DATA FOR THIS EXERCISE:
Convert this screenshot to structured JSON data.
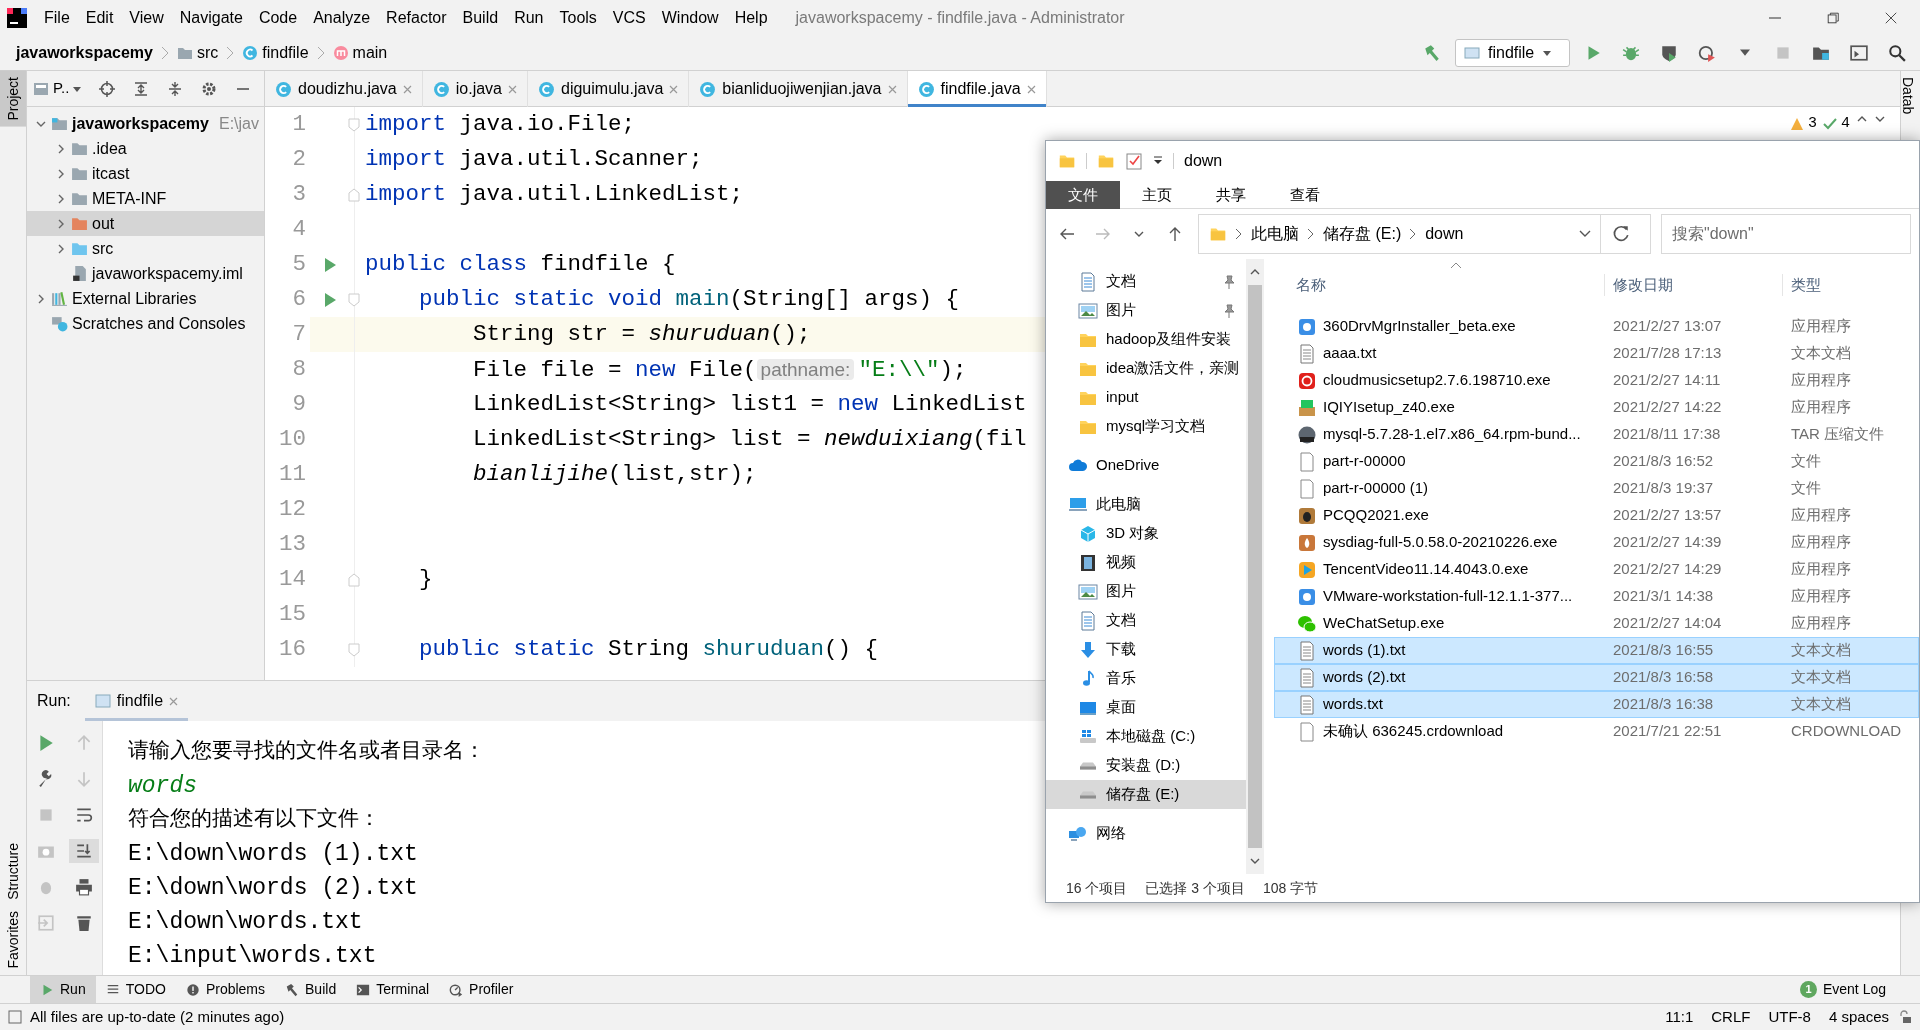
{
  "menu": [
    "File",
    "Edit",
    "View",
    "Navigate",
    "Code",
    "Analyze",
    "Refactor",
    "Build",
    "Run",
    "Tools",
    "VCS",
    "Window",
    "Help"
  ],
  "window_title": "javaworkspacemy - findfile.java - Administrator",
  "breadcrumb": [
    {
      "label": "javaworkspacemy",
      "kind": "project"
    },
    {
      "label": "src",
      "kind": "folder"
    },
    {
      "label": "findfile",
      "kind": "class"
    },
    {
      "label": "main",
      "kind": "method"
    }
  ],
  "run_config": "findfile",
  "side_tabs_left": {
    "top": "Project",
    "bottom": [
      "Structure",
      "Favorites"
    ]
  },
  "side_tab_right": "Datab",
  "project_view": {
    "selector": "P..",
    "tree": [
      {
        "label": "javaworkspacemy",
        "hint": "E:\\jav",
        "kind": "module",
        "expanded": true,
        "selected": false,
        "children": [
          {
            "label": ".idea",
            "kind": "folder",
            "expanded": false,
            "selected": false
          },
          {
            "label": "itcast",
            "kind": "folder",
            "expanded": false,
            "selected": false
          },
          {
            "label": "META-INF",
            "kind": "folder",
            "expanded": false,
            "selected": false
          },
          {
            "label": "out",
            "kind": "folder-excluded",
            "expanded": false,
            "selected": true
          },
          {
            "label": "src",
            "kind": "folder-source",
            "expanded": false,
            "selected": false
          },
          {
            "label": "javaworkspacemy.iml",
            "kind": "iml",
            "selected": false
          }
        ]
      },
      {
        "label": "External Libraries",
        "kind": "libraries",
        "expanded": false,
        "selected": false
      },
      {
        "label": "Scratches and Consoles",
        "kind": "scratches",
        "selected": false
      }
    ]
  },
  "editor_tabs": [
    {
      "label": "doudizhu.java",
      "selected": false
    },
    {
      "label": "io.java",
      "selected": false
    },
    {
      "label": "diguimulu.java",
      "selected": false
    },
    {
      "label": "bianliduojiwenjian.java",
      "selected": false
    },
    {
      "label": "findfile.java",
      "selected": true
    }
  ],
  "inspections": {
    "warnings": "3",
    "weak_warnings": "4"
  },
  "code": [
    {
      "n": "1",
      "run_marker": false,
      "fold_start": true,
      "fold_end": false,
      "current": false,
      "tokens": [
        {
          "text": "import",
          "kind": "kw"
        },
        {
          "text": " java.io.File;",
          "kind": "plain"
        }
      ]
    },
    {
      "n": "2",
      "run_marker": false,
      "fold_start": false,
      "fold_end": false,
      "current": false,
      "tokens": [
        {
          "text": "import",
          "kind": "kw"
        },
        {
          "text": " java.util.Scanner;",
          "kind": "plain"
        }
      ]
    },
    {
      "n": "3",
      "run_marker": false,
      "fold_start": false,
      "fold_end": true,
      "current": false,
      "tokens": [
        {
          "text": "import",
          "kind": "kw"
        },
        {
          "text": " java.util.LinkedList;",
          "kind": "plain"
        }
      ]
    },
    {
      "n": "4",
      "run_marker": false,
      "fold_start": false,
      "fold_end": false,
      "current": false
    },
    {
      "n": "5",
      "run_marker": true,
      "fold_start": false,
      "fold_end": false,
      "current": false,
      "tokens": [
        {
          "text": "public class ",
          "kind": "kw"
        },
        {
          "text": "findfile",
          "kind": "plain"
        },
        {
          "text": " {",
          "kind": "plain"
        }
      ]
    },
    {
      "n": "6",
      "run_marker": true,
      "fold_start": true,
      "fold_end": false,
      "current": false,
      "tokens": [
        {
          "text": "    public static void ",
          "kind": "kw"
        },
        {
          "text": "main",
          "kind": "decl"
        },
        {
          "text": "(String[] args) {",
          "kind": "plain"
        }
      ]
    },
    {
      "n": "7",
      "run_marker": false,
      "fold_start": false,
      "fold_end": false,
      "current": true,
      "tokens": [
        {
          "text": "        String str = ",
          "kind": "plain"
        },
        {
          "text": "shuruduan",
          "kind": "italic"
        },
        {
          "text": "();",
          "kind": "plain"
        }
      ]
    },
    {
      "n": "8",
      "run_marker": false,
      "fold_start": false,
      "fold_end": false,
      "current": false,
      "tokens": [
        {
          "text": "        File file = ",
          "kind": "plain"
        },
        {
          "text": "new",
          "kind": "kw"
        },
        {
          "text": " File(",
          "kind": "plain"
        },
        {
          "text": "pathname:",
          "kind": "hint"
        },
        {
          "text": "\"E:\\\\\"",
          "kind": "string"
        },
        {
          "text": ");",
          "kind": "plain"
        }
      ]
    },
    {
      "n": "9",
      "run_marker": false,
      "fold_start": false,
      "fold_end": false,
      "current": false,
      "tokens": [
        {
          "text": "        LinkedList<String> list1 = ",
          "kind": "plain"
        },
        {
          "text": "new",
          "kind": "kw"
        },
        {
          "text": " LinkedList",
          "kind": "plain"
        }
      ]
    },
    {
      "n": "10",
      "run_marker": false,
      "fold_start": false,
      "fold_end": false,
      "current": false,
      "tokens": [
        {
          "text": "        LinkedList<String> list = ",
          "kind": "plain"
        },
        {
          "text": "newduixiang",
          "kind": "italic"
        },
        {
          "text": "(fil",
          "kind": "plain"
        }
      ]
    },
    {
      "n": "11",
      "run_marker": false,
      "fold_start": false,
      "fold_end": false,
      "current": false,
      "tokens": [
        {
          "text": "        bianlijihe",
          "kind": "italic"
        },
        {
          "text": "(list,str);",
          "kind": "plain"
        }
      ]
    },
    {
      "n": "12",
      "run_marker": false,
      "fold_start": false,
      "fold_end": false,
      "current": false
    },
    {
      "n": "13",
      "run_marker": false,
      "fold_start": false,
      "fold_end": false,
      "current": false
    },
    {
      "n": "14",
      "run_marker": false,
      "fold_start": false,
      "fold_end": true,
      "current": false,
      "tokens": [
        {
          "text": "    }",
          "kind": "plain"
        }
      ]
    },
    {
      "n": "15",
      "run_marker": false,
      "fold_start": false,
      "fold_end": false,
      "current": false
    },
    {
      "n": "16",
      "run_marker": false,
      "fold_start": true,
      "fold_end": false,
      "current": false,
      "tokens": [
        {
          "text": "    public static ",
          "kind": "kw"
        },
        {
          "text": "String ",
          "kind": "plain"
        },
        {
          "text": "shuruduan",
          "kind": "decl"
        },
        {
          "text": "() {",
          "kind": "plain"
        }
      ]
    }
  ],
  "run_panel": {
    "label": "Run:",
    "tab": "findfile",
    "output": [
      {
        "text": "请输入您要寻找的文件名或者目录名：",
        "kind": "message"
      },
      {
        "text": "words",
        "kind": "input"
      },
      {
        "text": "符合您的描述有以下文件：",
        "kind": "message"
      },
      {
        "text": "E:\\down\\words (1).txt",
        "kind": "path"
      },
      {
        "text": "E:\\down\\words (2).txt",
        "kind": "path"
      },
      {
        "text": "E:\\down\\words.txt",
        "kind": "path"
      },
      {
        "text": "E:\\input\\words.txt",
        "kind": "path"
      }
    ]
  },
  "tool_tabs": [
    {
      "label": "Run",
      "kind": "run",
      "selected": true
    },
    {
      "label": "TODO",
      "kind": "list",
      "selected": false
    },
    {
      "label": "Problems",
      "kind": "problems",
      "selected": false
    },
    {
      "label": "Build",
      "kind": "hammer",
      "selected": false
    },
    {
      "label": "Terminal",
      "kind": "terminal",
      "selected": false
    },
    {
      "label": "Profiler",
      "kind": "profiler",
      "selected": false
    }
  ],
  "event_log": {
    "label": "Event Log",
    "count": "1"
  },
  "status_bar": {
    "message": "All files are up-to-date (2 minutes ago)",
    "items": [
      "11:1",
      "CRLF",
      "UTF-8",
      "4 spaces"
    ]
  },
  "explorer": {
    "title": "down",
    "ribbon_tabs": [
      {
        "label": "文件",
        "selected": true
      },
      {
        "label": "主页",
        "selected": false
      },
      {
        "label": "共享",
        "selected": false
      },
      {
        "label": "查看",
        "selected": false
      }
    ],
    "path": [
      "此电脑",
      "储存盘 (E:)",
      "down"
    ],
    "search": {
      "placeholder": "搜索\"down\""
    },
    "quick_access": [
      {
        "label": "文档",
        "kind": "doc",
        "pinned": true,
        "selected": false
      },
      {
        "label": "图片",
        "kind": "picture",
        "pinned": true,
        "selected": false
      },
      {
        "label": "hadoop及组件安装",
        "kind": "folder",
        "pinned": false,
        "selected": false
      },
      {
        "label": "idea激活文件，亲测",
        "kind": "folder",
        "pinned": false,
        "selected": false
      },
      {
        "label": "input",
        "kind": "folder",
        "pinned": false,
        "selected": false
      },
      {
        "label": "mysql学习文档",
        "kind": "folder",
        "pinned": false,
        "selected": false
      }
    ],
    "nav": [
      {
        "label": "OneDrive",
        "kind": "cloud",
        "selected": false
      },
      {
        "label": "此电脑",
        "kind": "pc",
        "selected": false,
        "children": [
          {
            "label": "3D 对象",
            "kind": "cube",
            "selected": false
          },
          {
            "label": "视频",
            "kind": "video",
            "selected": false
          },
          {
            "label": "图片",
            "kind": "picture",
            "selected": false
          },
          {
            "label": "文档",
            "kind": "doc",
            "selected": false
          },
          {
            "label": "下载",
            "kind": "download",
            "selected": false
          },
          {
            "label": "音乐",
            "kind": "music",
            "selected": false
          },
          {
            "label": "桌面",
            "kind": "desktop",
            "selected": false
          },
          {
            "label": "本地磁盘 (C:)",
            "kind": "drive-win",
            "selected": false
          },
          {
            "label": "安装盘 (D:)",
            "kind": "drive",
            "selected": false
          },
          {
            "label": "储存盘 (E:)",
            "kind": "drive",
            "selected": true
          }
        ]
      },
      {
        "label": "网络",
        "kind": "network",
        "selected": false
      }
    ],
    "columns": [
      "名称",
      "修改日期",
      "类型"
    ],
    "files": [
      {
        "name": "360DrvMgrInstaller_beta.exe",
        "date": "2021/2/27 13:07",
        "type": "应用程序",
        "kind": "app-blue",
        "selected": false
      },
      {
        "name": "aaaa.txt",
        "date": "2021/7/28 17:13",
        "type": "文本文档",
        "kind": "txt",
        "selected": false
      },
      {
        "name": "cloudmusicsetup2.7.6.198710.exe",
        "date": "2021/2/27 14:11",
        "type": "应用程序",
        "kind": "disc",
        "selected": false
      },
      {
        "name": "IQIYIsetup_z40.exe",
        "date": "2021/2/27 14:22",
        "type": "应用程序",
        "kind": "box",
        "selected": false
      },
      {
        "name": "mysql-5.7.28-1.el7.x86_64.rpm-bund...",
        "date": "2021/8/11 17:38",
        "type": "TAR 压缩文件",
        "kind": "archive",
        "selected": false
      },
      {
        "name": "part-r-00000",
        "date": "2021/8/3 16:52",
        "type": "文件",
        "kind": "file",
        "selected": false
      },
      {
        "name": "part-r-00000 (1)",
        "date": "2021/8/3 19:37",
        "type": "文件",
        "kind": "file",
        "selected": false
      },
      {
        "name": "PCQQ2021.exe",
        "date": "2021/2/27 13:57",
        "type": "应用程序",
        "kind": "app-brown",
        "selected": false
      },
      {
        "name": "sysdiag-full-5.0.58.0-20210226.exe",
        "date": "2021/2/27 14:39",
        "type": "应用程序",
        "kind": "app-orange",
        "selected": false
      },
      {
        "name": "TencentVideo11.14.4043.0.exe",
        "date": "2021/2/27 14:29",
        "type": "应用程序",
        "kind": "play",
        "selected": false
      },
      {
        "name": "VMware-workstation-full-12.1.1-377...",
        "date": "2021/3/1 14:38",
        "type": "应用程序",
        "kind": "app-blue",
        "selected": false
      },
      {
        "name": "WeChatSetup.exe",
        "date": "2021/2/27 14:04",
        "type": "应用程序",
        "kind": "chat",
        "selected": false
      },
      {
        "name": "words (1).txt",
        "date": "2021/8/3 16:55",
        "type": "文本文档",
        "kind": "txt",
        "selected": true
      },
      {
        "name": "words (2).txt",
        "date": "2021/8/3 16:58",
        "type": "文本文档",
        "kind": "txt",
        "selected": true
      },
      {
        "name": "words.txt",
        "date": "2021/8/3 16:38",
        "type": "文本文档",
        "kind": "txt",
        "selected": true
      },
      {
        "name": "未确认 636245.crdownload",
        "date": "2021/7/21 22:51",
        "type": "CRDOWNLOAD",
        "kind": "file",
        "selected": false
      }
    ],
    "status": [
      "16 个项目",
      "已选择 3 个项目",
      "108 字节"
    ]
  }
}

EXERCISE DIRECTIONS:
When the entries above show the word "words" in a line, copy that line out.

RESULT OF THIS EXERCISE:
        "text": "words",
        "text": "E:\\down\\words (1).txt",
        "text": "E:\\down\\words (2).txt",
        "text": "E:\\down\\words.txt",
        "text": "E:\\input\\words.txt",
        "name": "words (1).txt",
        "name": "words (2).txt",
        "name": "words.txt",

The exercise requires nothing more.